## [Brief]
In the entries that follow, how many lines contain "legend"? Answer with the number only.

## [Data records]
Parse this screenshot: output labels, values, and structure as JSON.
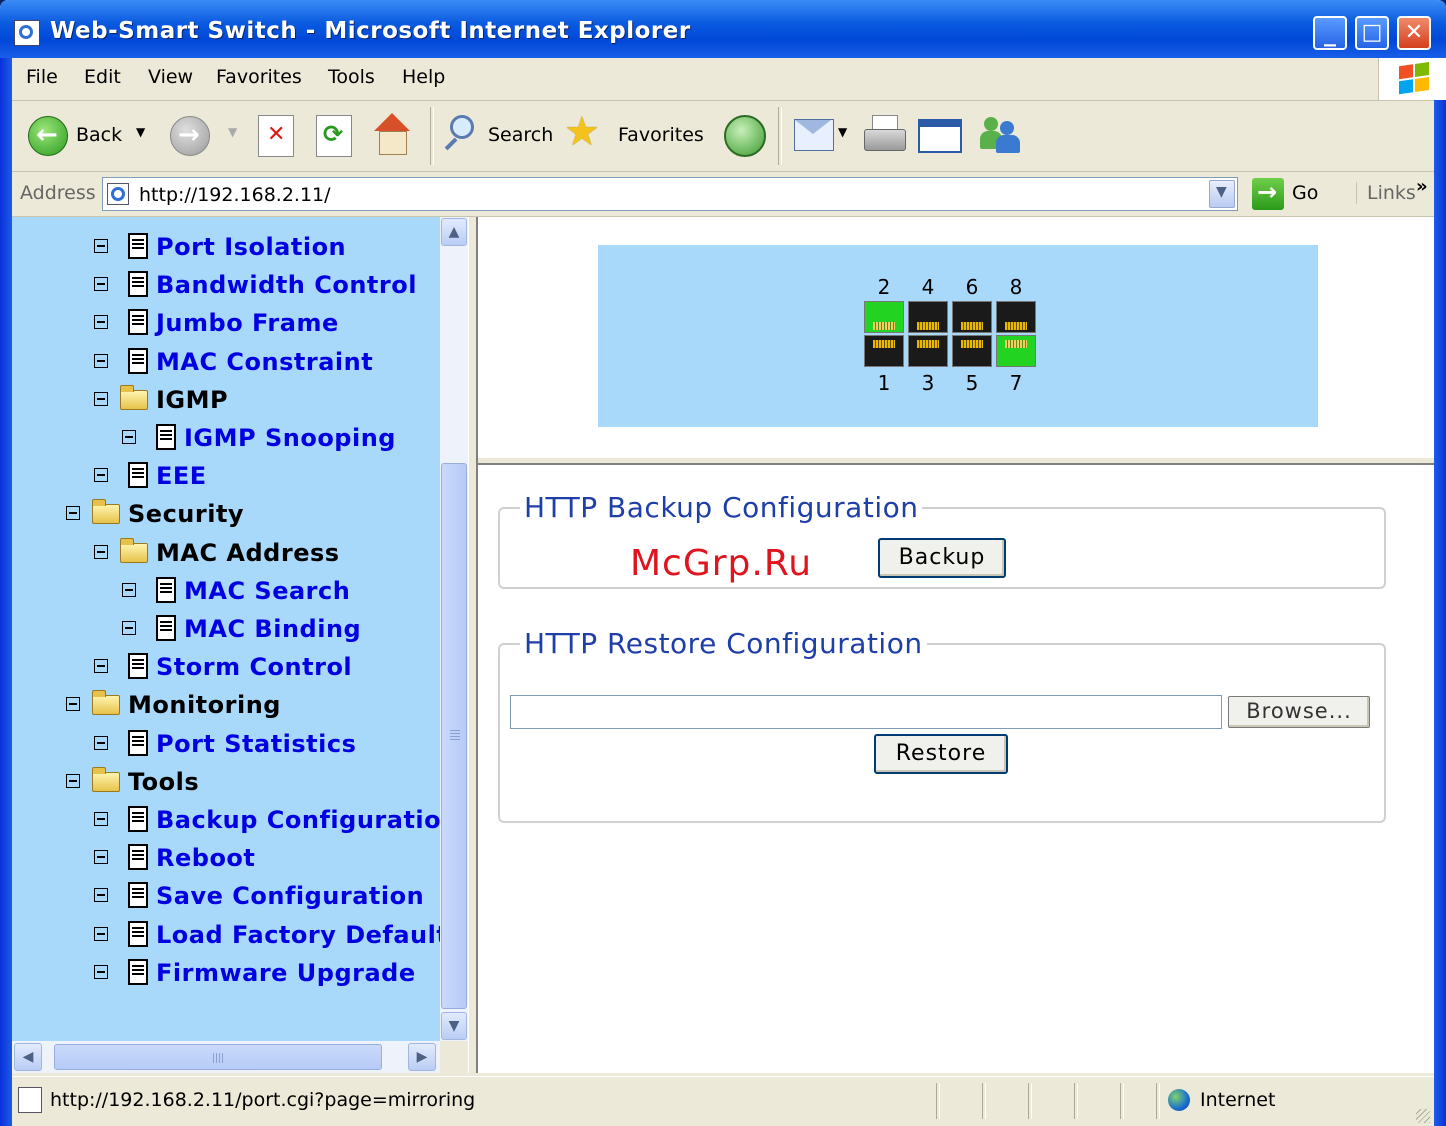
{
  "window": {
    "title": "Web-Smart Switch - Microsoft Internet Explorer",
    "controls": {
      "minimize": "_",
      "maximize": "□",
      "close": "✕"
    }
  },
  "menu": [
    "File",
    "Edit",
    "View",
    "Favorites",
    "Tools",
    "Help"
  ],
  "toolbar": {
    "back_label": "Back",
    "search_label": "Search",
    "favorites_label": "Favorites"
  },
  "address": {
    "label": "Address",
    "url": "http://192.168.2.11/",
    "go_label": "Go",
    "links_label": "Links",
    "chevron": "»"
  },
  "tree": [
    {
      "label": "Port Isolation",
      "type": "doc",
      "level": 2
    },
    {
      "label": "Bandwidth Control",
      "type": "doc",
      "level": 2
    },
    {
      "label": "Jumbo Frame",
      "type": "doc",
      "level": 2
    },
    {
      "label": "MAC Constraint",
      "type": "doc",
      "level": 2
    },
    {
      "label": "IGMP",
      "type": "folder",
      "level": 2
    },
    {
      "label": "IGMP Snooping",
      "type": "doc",
      "level": 3
    },
    {
      "label": "EEE",
      "type": "doc",
      "level": 2
    },
    {
      "label": "Security",
      "type": "folder",
      "level": 1
    },
    {
      "label": "MAC Address",
      "type": "folder",
      "level": 2
    },
    {
      "label": "MAC Search",
      "type": "doc",
      "level": 3
    },
    {
      "label": "MAC Binding",
      "type": "doc",
      "level": 3
    },
    {
      "label": "Storm Control",
      "type": "doc",
      "level": 2
    },
    {
      "label": "Monitoring",
      "type": "folder",
      "level": 1
    },
    {
      "label": "Port Statistics",
      "type": "doc",
      "level": 2
    },
    {
      "label": "Tools",
      "type": "folder",
      "level": 1
    },
    {
      "label": "Backup Configuration",
      "type": "doc",
      "level": 2
    },
    {
      "label": "Reboot",
      "type": "doc",
      "level": 2
    },
    {
      "label": "Save Configuration",
      "type": "doc",
      "level": 2
    },
    {
      "label": "Load Factory Default",
      "type": "doc",
      "level": 2
    },
    {
      "label": "Firmware Upgrade",
      "type": "doc",
      "level": 2
    }
  ],
  "ports": {
    "top": [
      {
        "number": "2",
        "status": "up"
      },
      {
        "number": "4",
        "status": "down"
      },
      {
        "number": "6",
        "status": "down"
      },
      {
        "number": "8",
        "status": "down"
      }
    ],
    "bottom": [
      {
        "number": "1",
        "status": "down"
      },
      {
        "number": "3",
        "status": "down"
      },
      {
        "number": "5",
        "status": "down"
      },
      {
        "number": "7",
        "status": "up"
      }
    ],
    "colors": {
      "up": "#22d322",
      "down": "#1a1a1a"
    }
  },
  "backup": {
    "legend": "HTTP Backup Configuration",
    "button": "Backup"
  },
  "restore": {
    "legend": "HTTP Restore Configuration",
    "file_value": "",
    "browse_button": "Browse...",
    "button": "Restore"
  },
  "watermark": "McGrp.Ru",
  "status": {
    "text": "http://192.168.2.11/port.cgi?page=mirroring",
    "zone": "Internet"
  }
}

## [Written solution]
2